In fact, the JISSN nutrient timing position stand points to the benefits of consuming a combination of creatine with carbohydrates and proteins both before and after a workout.
Given that standard recommendations for creatine consumption range from two to five grams a day (not accounting for the “loading” period where intake may increase to 20 grams a day for about a week), you could add a couple grams of creatine to a pre- and post-workout shake as an easy way to achieve the suggested level of intake.
Cordyceps Sinensis is a well documented mushroom which has been tested in multiple clinical studies, some of which demonstrated increased endurance, resistance to fatigue and improvement in oxygen utilization by as much as 50%.
It is believed that one way the cordyceps mushroom achieves this is by affecting the ATP cycle. By providing raw Adenosine, ADP is converted to ATP more readily, allowing the body more bioavailable cellular energy.
Well-studied antioxidants like Green Tea Extract further eliminate fatigue causing free radicals, and enhance fast recovery for athletes on any level. This Tibetan fungus helps boost immediate strength by contributing to your ATP (adenosine tri-phosphate) cycle.
Combine creatine and Cordyceps for greater immediate strength.
Beta-alanine may not be as well-known as caffeine and creatine, but it certainly deserves a spot at your pre-workout table. This non-essential amino acid, like creatine, can be produced naturally by your body, but supplementation appears to improve athletic performance.
The role beta-alanine plays in improving performance comes from its ability to increase the availability of muscle carnosine. This is important because muscle carnosine works to buffer away the buildup of hydrogen atoms in working muscle, essentially preventing your muscles from becoming fatigued.

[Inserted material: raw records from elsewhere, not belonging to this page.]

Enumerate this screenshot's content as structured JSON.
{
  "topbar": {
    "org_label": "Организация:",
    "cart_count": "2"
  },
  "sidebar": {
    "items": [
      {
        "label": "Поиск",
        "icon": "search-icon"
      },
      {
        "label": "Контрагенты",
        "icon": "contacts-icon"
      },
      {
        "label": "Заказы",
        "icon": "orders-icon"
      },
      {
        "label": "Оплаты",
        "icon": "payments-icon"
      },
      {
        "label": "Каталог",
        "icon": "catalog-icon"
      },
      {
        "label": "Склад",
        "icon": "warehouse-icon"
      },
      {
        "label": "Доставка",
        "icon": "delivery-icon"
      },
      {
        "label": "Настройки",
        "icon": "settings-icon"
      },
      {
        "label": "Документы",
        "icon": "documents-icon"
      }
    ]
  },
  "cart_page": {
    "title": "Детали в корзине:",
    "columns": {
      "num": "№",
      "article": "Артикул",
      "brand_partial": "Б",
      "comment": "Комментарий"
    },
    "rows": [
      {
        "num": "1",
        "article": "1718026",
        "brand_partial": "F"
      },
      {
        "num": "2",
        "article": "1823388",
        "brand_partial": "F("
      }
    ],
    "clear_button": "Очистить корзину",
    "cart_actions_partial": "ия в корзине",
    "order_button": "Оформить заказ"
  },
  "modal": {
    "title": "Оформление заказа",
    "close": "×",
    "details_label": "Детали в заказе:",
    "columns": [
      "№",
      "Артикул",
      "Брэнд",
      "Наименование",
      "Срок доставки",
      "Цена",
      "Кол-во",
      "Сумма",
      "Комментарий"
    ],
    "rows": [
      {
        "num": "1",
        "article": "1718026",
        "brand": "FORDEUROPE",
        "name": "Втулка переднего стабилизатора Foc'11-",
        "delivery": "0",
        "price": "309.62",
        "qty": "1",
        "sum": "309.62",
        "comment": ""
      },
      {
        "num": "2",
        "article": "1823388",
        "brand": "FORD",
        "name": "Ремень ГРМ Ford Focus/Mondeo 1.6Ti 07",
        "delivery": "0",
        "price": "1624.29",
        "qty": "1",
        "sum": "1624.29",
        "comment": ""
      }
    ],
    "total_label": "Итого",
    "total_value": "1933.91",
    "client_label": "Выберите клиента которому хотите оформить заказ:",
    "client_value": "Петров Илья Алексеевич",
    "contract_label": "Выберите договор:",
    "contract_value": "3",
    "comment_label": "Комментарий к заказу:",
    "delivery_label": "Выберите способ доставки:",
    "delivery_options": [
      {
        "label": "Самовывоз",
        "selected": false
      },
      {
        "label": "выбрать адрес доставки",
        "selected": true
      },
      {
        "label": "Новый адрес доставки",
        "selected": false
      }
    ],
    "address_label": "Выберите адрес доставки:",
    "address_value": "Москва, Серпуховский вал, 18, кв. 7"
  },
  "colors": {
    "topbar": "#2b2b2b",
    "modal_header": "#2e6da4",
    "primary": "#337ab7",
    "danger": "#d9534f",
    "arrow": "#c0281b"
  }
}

The more muscle carnosine you have available to buffer away hydrogen, the longer it will take you to grow tired, particularly during short-duration, high-intensity bouts of exercise.
A 2012 meta-analysis on the benefits of beta-alanine found that supplementation was effective at improving exercise capacity, and the median effect of the improvement across all studies was 2.85-percent.
In a world where athletes are looking for the tiniest edge, a 2.85-percent improvement in exercise performance or capacity is certainly beneficial.
Just keep in mind that while beta-alanine is effective at improving exercise capacity during short bouts of high intensity effort, it doesn’t appear to improve performance during exercise lasting less than 60-seconds. So if you want an edge during a sprint or a one-rep max, it may not be your best bet.